* _What the exercise asks_:
Pull every line containing "subtitle" from the listing.

::::::::

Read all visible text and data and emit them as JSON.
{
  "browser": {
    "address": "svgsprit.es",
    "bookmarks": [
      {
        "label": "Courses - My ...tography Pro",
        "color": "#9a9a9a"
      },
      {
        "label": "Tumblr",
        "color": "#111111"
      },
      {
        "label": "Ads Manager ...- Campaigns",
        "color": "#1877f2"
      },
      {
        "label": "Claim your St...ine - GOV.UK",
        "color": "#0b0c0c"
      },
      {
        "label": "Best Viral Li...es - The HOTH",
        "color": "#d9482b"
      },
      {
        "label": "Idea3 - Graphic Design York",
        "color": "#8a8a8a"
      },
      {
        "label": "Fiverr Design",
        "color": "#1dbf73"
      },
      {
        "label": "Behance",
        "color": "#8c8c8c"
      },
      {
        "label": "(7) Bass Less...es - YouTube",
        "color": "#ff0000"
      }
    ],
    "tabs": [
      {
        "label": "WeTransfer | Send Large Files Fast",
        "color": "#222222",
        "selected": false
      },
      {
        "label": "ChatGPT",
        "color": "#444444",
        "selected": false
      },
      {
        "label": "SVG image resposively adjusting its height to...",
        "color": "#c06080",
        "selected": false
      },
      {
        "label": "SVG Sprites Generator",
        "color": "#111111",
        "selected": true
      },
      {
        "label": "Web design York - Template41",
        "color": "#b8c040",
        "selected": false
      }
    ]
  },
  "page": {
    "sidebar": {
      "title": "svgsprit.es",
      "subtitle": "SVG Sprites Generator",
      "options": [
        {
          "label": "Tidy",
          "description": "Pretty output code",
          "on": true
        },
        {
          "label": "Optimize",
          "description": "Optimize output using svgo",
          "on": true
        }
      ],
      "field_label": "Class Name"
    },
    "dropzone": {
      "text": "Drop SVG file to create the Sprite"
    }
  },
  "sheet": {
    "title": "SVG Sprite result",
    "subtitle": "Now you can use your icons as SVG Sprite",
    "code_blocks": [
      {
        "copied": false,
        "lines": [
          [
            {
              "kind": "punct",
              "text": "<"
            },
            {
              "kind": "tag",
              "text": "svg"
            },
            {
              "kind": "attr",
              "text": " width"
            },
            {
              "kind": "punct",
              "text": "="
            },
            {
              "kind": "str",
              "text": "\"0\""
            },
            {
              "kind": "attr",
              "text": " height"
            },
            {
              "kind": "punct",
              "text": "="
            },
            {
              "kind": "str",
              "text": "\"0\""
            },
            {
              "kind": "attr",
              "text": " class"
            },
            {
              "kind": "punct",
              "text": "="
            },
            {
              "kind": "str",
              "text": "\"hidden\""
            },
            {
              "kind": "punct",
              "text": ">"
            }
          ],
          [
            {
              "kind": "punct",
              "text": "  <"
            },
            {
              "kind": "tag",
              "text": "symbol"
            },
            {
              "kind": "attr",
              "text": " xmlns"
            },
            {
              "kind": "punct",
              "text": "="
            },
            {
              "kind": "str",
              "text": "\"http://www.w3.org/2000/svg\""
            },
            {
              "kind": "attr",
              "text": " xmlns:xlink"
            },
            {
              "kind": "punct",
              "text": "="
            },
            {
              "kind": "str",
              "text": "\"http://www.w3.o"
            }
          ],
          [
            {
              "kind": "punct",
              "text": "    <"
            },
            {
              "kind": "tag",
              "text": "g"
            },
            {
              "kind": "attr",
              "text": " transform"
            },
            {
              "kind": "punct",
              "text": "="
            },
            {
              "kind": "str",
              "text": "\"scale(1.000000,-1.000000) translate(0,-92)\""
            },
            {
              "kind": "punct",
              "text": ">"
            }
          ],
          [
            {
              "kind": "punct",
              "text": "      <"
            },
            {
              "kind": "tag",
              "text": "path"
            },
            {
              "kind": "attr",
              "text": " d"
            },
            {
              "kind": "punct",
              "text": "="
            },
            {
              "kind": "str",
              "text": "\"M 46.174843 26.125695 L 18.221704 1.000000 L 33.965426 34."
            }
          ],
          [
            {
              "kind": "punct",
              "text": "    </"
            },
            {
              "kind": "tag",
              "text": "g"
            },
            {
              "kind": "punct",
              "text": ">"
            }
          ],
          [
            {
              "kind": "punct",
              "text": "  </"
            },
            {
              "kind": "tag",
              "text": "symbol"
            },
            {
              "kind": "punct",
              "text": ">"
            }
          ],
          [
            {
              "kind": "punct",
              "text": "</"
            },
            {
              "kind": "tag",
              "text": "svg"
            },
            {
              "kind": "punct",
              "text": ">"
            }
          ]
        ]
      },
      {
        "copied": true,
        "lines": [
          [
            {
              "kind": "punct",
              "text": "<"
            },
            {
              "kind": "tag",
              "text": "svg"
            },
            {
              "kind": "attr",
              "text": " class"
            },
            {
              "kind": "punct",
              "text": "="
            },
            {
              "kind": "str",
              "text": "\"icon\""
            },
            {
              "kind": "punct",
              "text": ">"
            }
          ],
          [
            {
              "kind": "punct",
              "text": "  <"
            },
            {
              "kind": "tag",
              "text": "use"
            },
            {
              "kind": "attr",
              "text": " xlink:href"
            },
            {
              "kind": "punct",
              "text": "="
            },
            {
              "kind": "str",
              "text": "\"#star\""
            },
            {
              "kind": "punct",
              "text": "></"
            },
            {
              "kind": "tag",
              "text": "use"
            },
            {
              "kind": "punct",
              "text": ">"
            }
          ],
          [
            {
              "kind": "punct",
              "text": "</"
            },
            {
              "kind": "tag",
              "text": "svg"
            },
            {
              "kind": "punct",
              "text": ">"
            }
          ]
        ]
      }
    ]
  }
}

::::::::

* _The answer_:
      "subtitle": "SVG Sprites Generator",
    "subtitle": "Now you can use your icons as SVG Sprite",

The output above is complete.